TO DO: Output each record in full, exactly as it stands.

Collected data
+===+
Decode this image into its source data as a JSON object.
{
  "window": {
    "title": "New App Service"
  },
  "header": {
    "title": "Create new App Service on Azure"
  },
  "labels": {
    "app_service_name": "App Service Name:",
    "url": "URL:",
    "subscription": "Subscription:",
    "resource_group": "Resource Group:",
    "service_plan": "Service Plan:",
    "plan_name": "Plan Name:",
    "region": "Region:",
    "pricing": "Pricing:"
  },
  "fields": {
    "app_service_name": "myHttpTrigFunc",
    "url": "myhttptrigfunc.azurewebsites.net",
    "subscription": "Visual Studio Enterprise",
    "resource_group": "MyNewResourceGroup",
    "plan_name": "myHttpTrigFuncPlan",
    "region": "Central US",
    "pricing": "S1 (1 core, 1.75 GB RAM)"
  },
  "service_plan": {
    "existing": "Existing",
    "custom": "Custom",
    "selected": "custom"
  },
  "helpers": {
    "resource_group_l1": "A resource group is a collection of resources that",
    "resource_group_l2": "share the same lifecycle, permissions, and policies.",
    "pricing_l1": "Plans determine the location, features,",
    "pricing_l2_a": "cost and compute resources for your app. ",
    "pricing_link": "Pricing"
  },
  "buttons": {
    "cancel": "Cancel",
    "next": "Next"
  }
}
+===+
OUTPUT OF THE TASK:
Decode this image into its source data as a JSON object.
{
  "window": {
    "title": "New App Service"
  },
  "header": {
    "title": "Create new App Service on Azure"
  },
  "labels": {
    "app_service_name": "App Service Name:",
    "url": "URL:",
    "subscription": "Subscription:",
    "resource_group": "Resource Group:",
    "service_plan": "Service Plan:",
    "plan_name": "Plan Name:",
    "region": "Region:",
    "pricing": "Pricing:"
  },
  "fields": {
    "app_service_name": "myHttpTrigFunc",
    "url": "myhttptrigfunc.azurewebsites.net",
    "subscription": "Visual Studio Enterprise",
    "resource_group": "MyNewResourceGroup",
    "plan_name": "myHttpTrigFuncPlan",
    "region": "Central US",
    "pricing": "S1 (1 core, 1.75 GB RAM)"
  },
  "service_plan": {
    "existing": "Existing",
    "custom": "Custom",
    "selected": "custom"
  },
  "helpers": {
    "resource_group_l1": "A resource group is a collection of resources that",
    "resource_group_l2": "share the same lifecycle, permissions, and policies.",
    "pricing_l1": "Plans determine the location, features,",
    "pricing_l2_a": "cost and compute resources for your app. ",
    "pricing_link": "Pricing"
  },
  "buttons": {
    "cancel": "Cancel",
    "next": "Next"
  }
}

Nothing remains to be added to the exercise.